Lois: Malcolm, I know this is hard for you. You're growing up. You're sick of living under my authority. You want me to cut you some slack. You're wondering when I'll finally see you as an adult. Well... that's never going to happen. That's just not the way it works. You can move away from home, you can get married, even have kids of your own, you can even become a professor of physics at MIT. I will always be your mother. And that's just the way it is until one of us dies. You want to put your head between your knees for a few seconds?
Malcolm: No, I'm okay. Look... will you please just give me one thing? Please stop smoking.
Lois: I already quit.
Malcolm: Are you lying?
Lois: Of course not.
Dewey: Mom, I have a proposal for you. Now, before you start poking holes in it, I'd like you to hear me out. All I want is no more school and no more big boy clothes. I'd liked to be bathed and rocked before I go to sleep and have all my food mashed up. In return, I'll be adorable and...
Lois: Are you wearing a diaper?
Dewey: I want you to know my level of commitment. [clenches face]
Lois: [o.s.] Oh, my God!
Lois: A peptic ulcer? How did you manage to get a peptic ulcer? The doctor said you have the stomach lining of a 60-year-old air traffic controller. You are a teenager, for God's sake. What do you have to be stressed about?!
Malcolm: For your information, I just spent the past three hours on a gurney next to a guy who is still trying to smoke out of the hole in his neck. And the jackass who put in this I.V. couldn't find a vein with two hands and a flashlight!
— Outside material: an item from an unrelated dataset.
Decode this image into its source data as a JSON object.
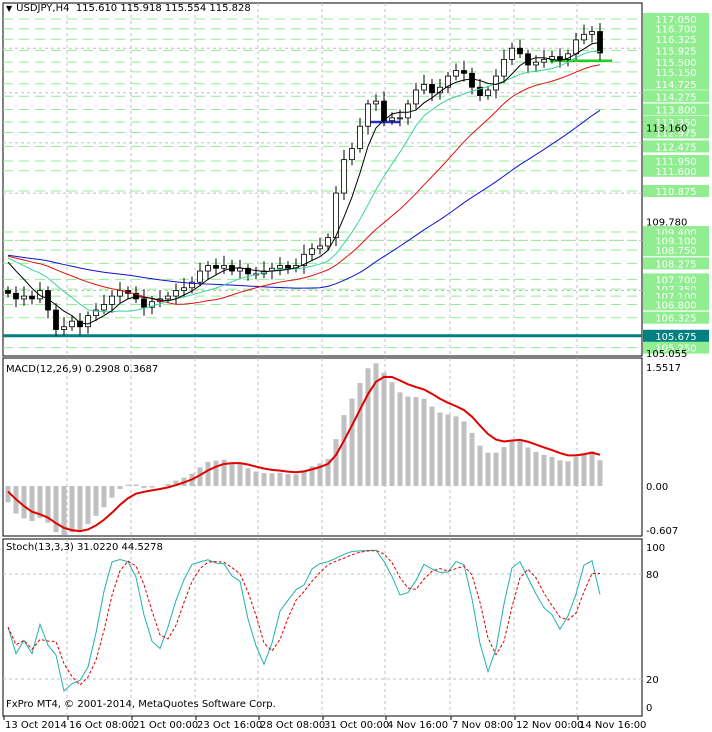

My call button doesn't work! These stupid sheets are itchy. There's only one channel on the TV. And what's this about a bedpan?!